Intro New Life album cover Love Me Better might be the single greatest Stevie Wonder ballad that Stevie Wonder didn’t write or sing. The late Kenny Greene cements with the first couplet – made you a crown to call your own, made out of grass just like your thrown – that he is every bit the lyric (as in poetry) songwriter that Stevie is, and nearly as good.

The thing about Intro was that even though Kenny Greene handled all the leads, the songs were arranged so that all three voices make the song work.  Here Kenny’s tender lead singing is actually the part of the song that you get to last because the hook grabs you so totally.  The vocal arrangement of it is so intricate and specific in the emotion it conveys that you almost don’t hear the words. This is important because the lyrics are lyrical (again, as in poetry) and intimate more than they explain.
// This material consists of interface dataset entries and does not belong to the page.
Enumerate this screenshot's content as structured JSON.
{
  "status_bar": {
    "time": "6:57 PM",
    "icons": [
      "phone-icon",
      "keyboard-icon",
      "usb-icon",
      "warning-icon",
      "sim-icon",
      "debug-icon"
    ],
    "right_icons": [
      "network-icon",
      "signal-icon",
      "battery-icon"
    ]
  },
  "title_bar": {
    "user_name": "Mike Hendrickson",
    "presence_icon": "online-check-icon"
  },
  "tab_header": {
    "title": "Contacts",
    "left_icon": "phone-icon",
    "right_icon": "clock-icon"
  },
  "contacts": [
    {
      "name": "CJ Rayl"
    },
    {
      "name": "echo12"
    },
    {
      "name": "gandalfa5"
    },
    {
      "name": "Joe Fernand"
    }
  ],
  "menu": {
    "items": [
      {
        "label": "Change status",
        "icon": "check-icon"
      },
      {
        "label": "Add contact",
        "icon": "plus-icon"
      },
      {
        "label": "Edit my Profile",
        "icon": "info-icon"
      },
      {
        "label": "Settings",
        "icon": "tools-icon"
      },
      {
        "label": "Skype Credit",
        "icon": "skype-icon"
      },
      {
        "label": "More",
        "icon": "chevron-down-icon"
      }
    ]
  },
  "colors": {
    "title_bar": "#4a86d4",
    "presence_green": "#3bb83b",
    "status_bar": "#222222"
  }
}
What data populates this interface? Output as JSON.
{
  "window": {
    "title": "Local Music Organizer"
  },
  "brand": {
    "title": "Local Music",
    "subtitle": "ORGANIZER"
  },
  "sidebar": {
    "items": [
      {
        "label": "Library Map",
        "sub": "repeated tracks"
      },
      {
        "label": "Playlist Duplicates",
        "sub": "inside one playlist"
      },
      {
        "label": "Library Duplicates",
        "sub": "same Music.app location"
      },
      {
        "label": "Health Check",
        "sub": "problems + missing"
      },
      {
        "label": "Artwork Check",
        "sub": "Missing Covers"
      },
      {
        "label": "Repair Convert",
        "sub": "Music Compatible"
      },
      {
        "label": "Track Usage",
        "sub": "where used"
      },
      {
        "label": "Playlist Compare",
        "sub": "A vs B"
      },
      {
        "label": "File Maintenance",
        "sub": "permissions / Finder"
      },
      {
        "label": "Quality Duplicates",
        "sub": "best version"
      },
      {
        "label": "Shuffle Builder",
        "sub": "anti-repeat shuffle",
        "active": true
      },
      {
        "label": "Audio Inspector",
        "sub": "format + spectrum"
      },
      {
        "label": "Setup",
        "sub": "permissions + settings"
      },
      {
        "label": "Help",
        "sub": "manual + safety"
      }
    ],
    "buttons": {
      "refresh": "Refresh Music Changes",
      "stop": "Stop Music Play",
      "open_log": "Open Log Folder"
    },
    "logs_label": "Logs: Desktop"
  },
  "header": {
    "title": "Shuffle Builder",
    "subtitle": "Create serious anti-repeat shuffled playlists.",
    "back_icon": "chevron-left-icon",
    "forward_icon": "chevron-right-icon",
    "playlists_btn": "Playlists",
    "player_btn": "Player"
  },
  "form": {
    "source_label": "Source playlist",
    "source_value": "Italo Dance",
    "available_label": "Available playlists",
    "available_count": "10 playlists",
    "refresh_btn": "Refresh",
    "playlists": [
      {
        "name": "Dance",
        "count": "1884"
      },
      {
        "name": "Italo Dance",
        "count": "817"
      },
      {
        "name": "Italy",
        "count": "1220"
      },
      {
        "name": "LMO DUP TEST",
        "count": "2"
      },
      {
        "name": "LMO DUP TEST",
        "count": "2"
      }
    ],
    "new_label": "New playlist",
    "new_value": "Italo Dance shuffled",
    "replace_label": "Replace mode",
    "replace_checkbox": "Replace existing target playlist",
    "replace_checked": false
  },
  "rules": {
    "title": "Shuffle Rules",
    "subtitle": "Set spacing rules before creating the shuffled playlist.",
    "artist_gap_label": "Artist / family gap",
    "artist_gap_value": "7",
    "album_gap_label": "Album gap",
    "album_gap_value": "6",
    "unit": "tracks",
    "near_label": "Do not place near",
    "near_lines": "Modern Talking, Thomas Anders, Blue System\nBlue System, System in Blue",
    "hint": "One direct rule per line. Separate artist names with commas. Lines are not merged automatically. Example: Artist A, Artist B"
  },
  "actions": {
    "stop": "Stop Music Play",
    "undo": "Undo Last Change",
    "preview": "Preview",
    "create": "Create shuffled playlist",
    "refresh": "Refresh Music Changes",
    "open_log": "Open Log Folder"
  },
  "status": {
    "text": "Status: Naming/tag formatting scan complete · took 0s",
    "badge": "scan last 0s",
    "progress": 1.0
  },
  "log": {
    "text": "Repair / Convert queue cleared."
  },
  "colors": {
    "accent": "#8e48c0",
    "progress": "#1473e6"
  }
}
More:
Best of the Rest – Full List
Best of the Rest – Explained